──────── Given records

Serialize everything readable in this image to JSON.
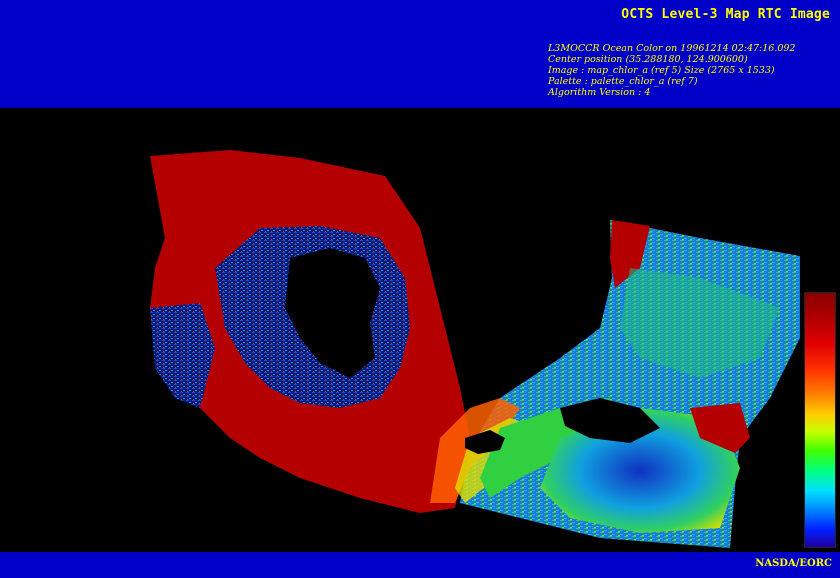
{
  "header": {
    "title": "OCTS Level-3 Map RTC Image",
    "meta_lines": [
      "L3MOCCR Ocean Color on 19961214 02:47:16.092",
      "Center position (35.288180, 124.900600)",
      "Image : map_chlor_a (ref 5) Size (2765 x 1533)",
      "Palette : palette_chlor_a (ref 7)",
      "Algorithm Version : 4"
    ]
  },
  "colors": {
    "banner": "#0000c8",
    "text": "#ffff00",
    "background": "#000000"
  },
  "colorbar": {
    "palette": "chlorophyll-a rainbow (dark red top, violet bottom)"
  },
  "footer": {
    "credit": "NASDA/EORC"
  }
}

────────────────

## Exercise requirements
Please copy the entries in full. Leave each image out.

## Task solution
Serialize everything readable in this image to JSON.
{
  "header": {
    "title": "OCTS Level-3 Map RTC Image",
    "meta_lines": [
      "L3MOCCR Ocean Color on 19961214 02:47:16.092",
      "Center position (35.288180, 124.900600)",
      "Image : map_chlor_a (ref 5) Size (2765 x 1533)",
      "Palette : palette_chlor_a (ref 7)",
      "Algorithm Version : 4"
    ]
  },
  "colors": {
    "banner": "#0000c8",
    "text": "#ffff00",
    "background": "#000000"
  },
  "colorbar": {
    "palette": "chlorophyll-a rainbow (dark red top, violet bottom)"
  },
  "footer": {
    "credit": "NASDA/EORC"
  }
}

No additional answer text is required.